City officials announced yesterday the approval of a $1.1 million loan to Ellicott Machine Corp., paving the way for the company to remain in Baltimore.
The approval of the loan means that 100 jobs will be retained in the city. Without the loan, the assets of the company's dredging division would have been sold to a foreign competitor, and most of the jobs here would have been lost.
Ellicott Machine, founded in 1885, is the oldest and largest U.S. dredge maker and has built equipment for the Panama and Suez canals.

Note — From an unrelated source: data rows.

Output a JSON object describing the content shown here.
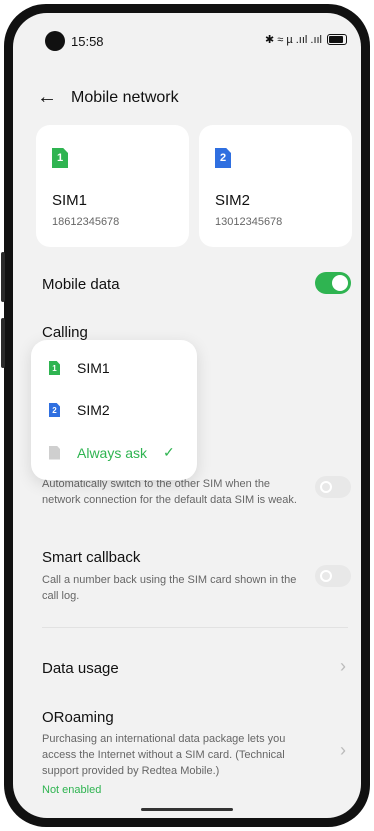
{
  "status": {
    "time": "15:58",
    "signal_text": "✱ ≈ µ .ııl .ııl"
  },
  "header": {
    "back_icon": "←",
    "title": "Mobile network"
  },
  "sim_cards": [
    {
      "badge": "1",
      "name": "SIM1",
      "number": "18612345678",
      "color": "#2fb451"
    },
    {
      "badge": "2",
      "name": "SIM2",
      "number": "13012345678",
      "color": "#2f6fe0"
    }
  ],
  "mobile_data": {
    "label": "Mobile data",
    "enabled": true
  },
  "calling": {
    "label": "Calling"
  },
  "calling_popup": {
    "options": [
      {
        "badge": "1",
        "label": "SIM1",
        "color": "#2fb451",
        "selected": false
      },
      {
        "badge": "2",
        "label": "SIM2",
        "color": "#2f6fe0",
        "selected": false
      },
      {
        "badge": "",
        "label": "Always ask",
        "color": "#cfcfcf",
        "selected": true
      }
    ],
    "check_icon": "✓"
  },
  "auto_switch": {
    "description": "Automatically switch to the other SIM when the network connection for the default data SIM is weak.",
    "enabled": false
  },
  "smart_callback": {
    "label": "Smart callback",
    "description": "Call a number back using the SIM card shown in the call log.",
    "enabled": false
  },
  "data_usage": {
    "label": "Data usage",
    "chevron": "›"
  },
  "oroaming": {
    "label": "ORoaming",
    "description": "Purchasing an international data package lets you access the Internet without a SIM card. (Technical support provided by Redtea Mobile.)",
    "status": "Not enabled",
    "chevron": "›"
  },
  "colors": {
    "accent": "#2fb451",
    "sim2": "#2f6fe0",
    "background": "#f2f2f2"
  }
}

The company, which has suffered along with other maritime-related companies in recent years, has annual sales of about $15 million.

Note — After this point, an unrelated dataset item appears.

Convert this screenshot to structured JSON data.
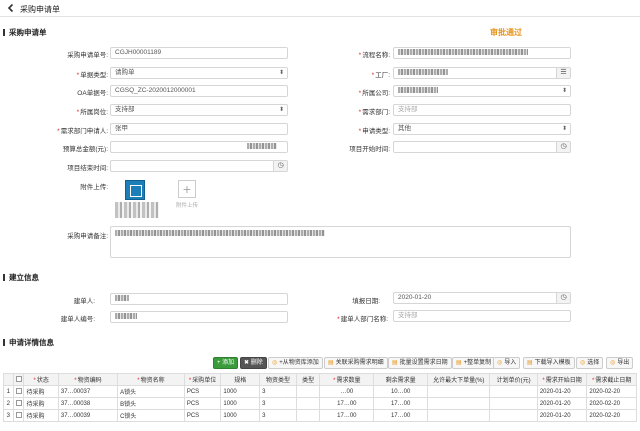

The approval of the loan will help a management group, led by Peter Bowe, president of the Dredge Division of Ellicott Machine, buy assets of the division and restructure the company under the name Ellicott Machine Corporation International.
Yesterday's announcement caps a yearlong effort by state and local officials to retain the company and jobs in Baltimore. In July 1992, Ellicott's directors announced that they had agreed to sell the assets of the dredging division to IHC Holland, the world's largest dredge-equipment maker.
If IHC had bought the division, it would have closed the plant and reduced the Baltimore operation to an engineering and sales office with 15 to 20 employees.
The loan includes $1 million in state money that was made available to the city. In turn, the city made the money available to Ellicott Machine. In addition, the city put up matching funds of $111,112.
"This is another important example of how we can work with the state to keep manufacturing in Baltimore City," Mayor Kurt L. Schmoke said in a statement. "Ellicott Machine Corp. has a century of commitment to Baltimore as an employer as well as an exporter using the port of Baltimore."
Mr. Bowe, the president of Ellicott's dredging division, said in a statement that both the city and the state had "persevered on this project for a long time, and it's safe to say that without their support this project would not have happened."
The Baltimore Development Corp., the city's economic development agency, worked with Ellicott Machine officials and the Maryland Department of Economic and Employment Development.
BDC said that Ellicott Machine's payroll and purchases from Baltimore-area vendors represent $10 million annually for the area's economy.